Researchers studying social movements or working with communities are often challenged about their position in the field. Their work is sometimes deemed as "not objective", due to the political stance they (explicitly or implicitly) take in their research. Yet, many "engaged researchers" have made the case for their double engagement as activist-researcher as a way to help them gain access to the field, have a deeper understanding of the issues at stake, and produce useful knowledge. Can we be both activists and researchers? What are the implications in terms of conducting fieldwork and writing up research findings? How can we legitimise this position towards a sceptical audience?
Alexander Koensler (PhD University of Siena 2009) is Associate Professor of Social Anthropology at University of Perugia, Italy, hired with a program that aims to reverse "brain drain". Alexander’s work focuses on how various forms of grassroot-activism change our political imagination and extend the horizon of what seems possible. In particular, his work focuses on the social production of political claims in conflicts and the role of political "acts" as moments of rupture/reproduction. Over the course of the past decade he has carried out extensive ethnographic fieldwork on the production of claims of Arab-Jewish alliances in the Israeli-Palestinian conflict and the politics of transparency of activism for food sovereignty in Italy. He has co-edited Etnografie militanti: Prospettive e dilemmi in 2020.

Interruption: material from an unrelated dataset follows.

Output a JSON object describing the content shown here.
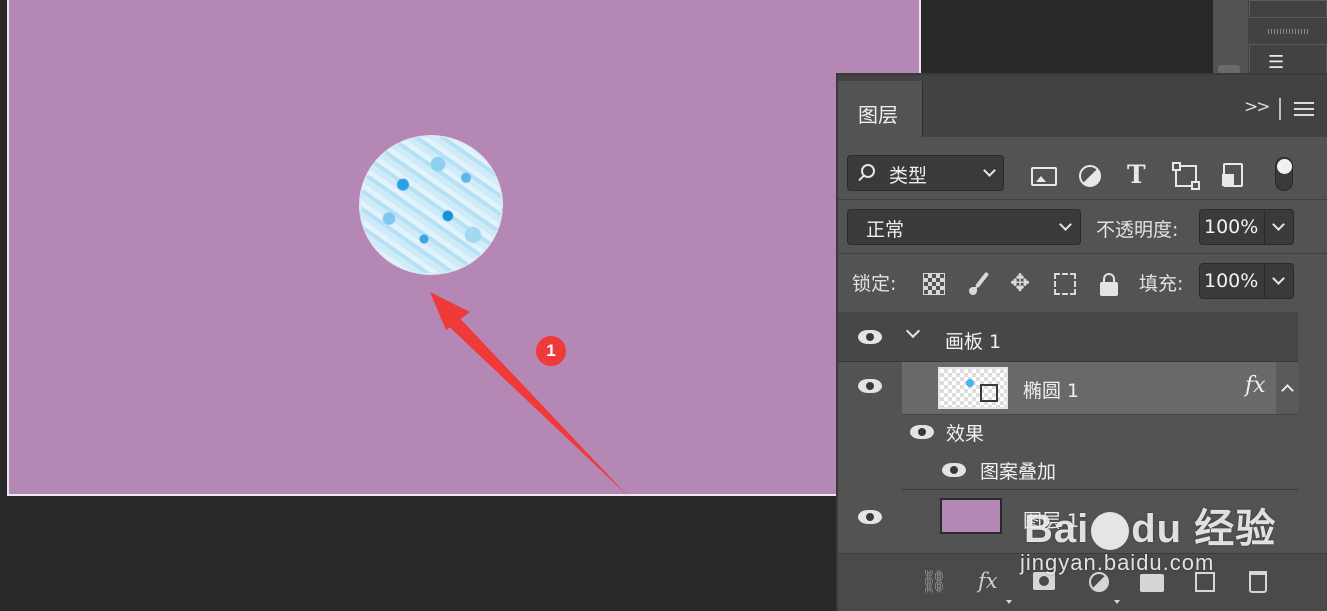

The workshop is open to everyone, including external (non-EUI) participants.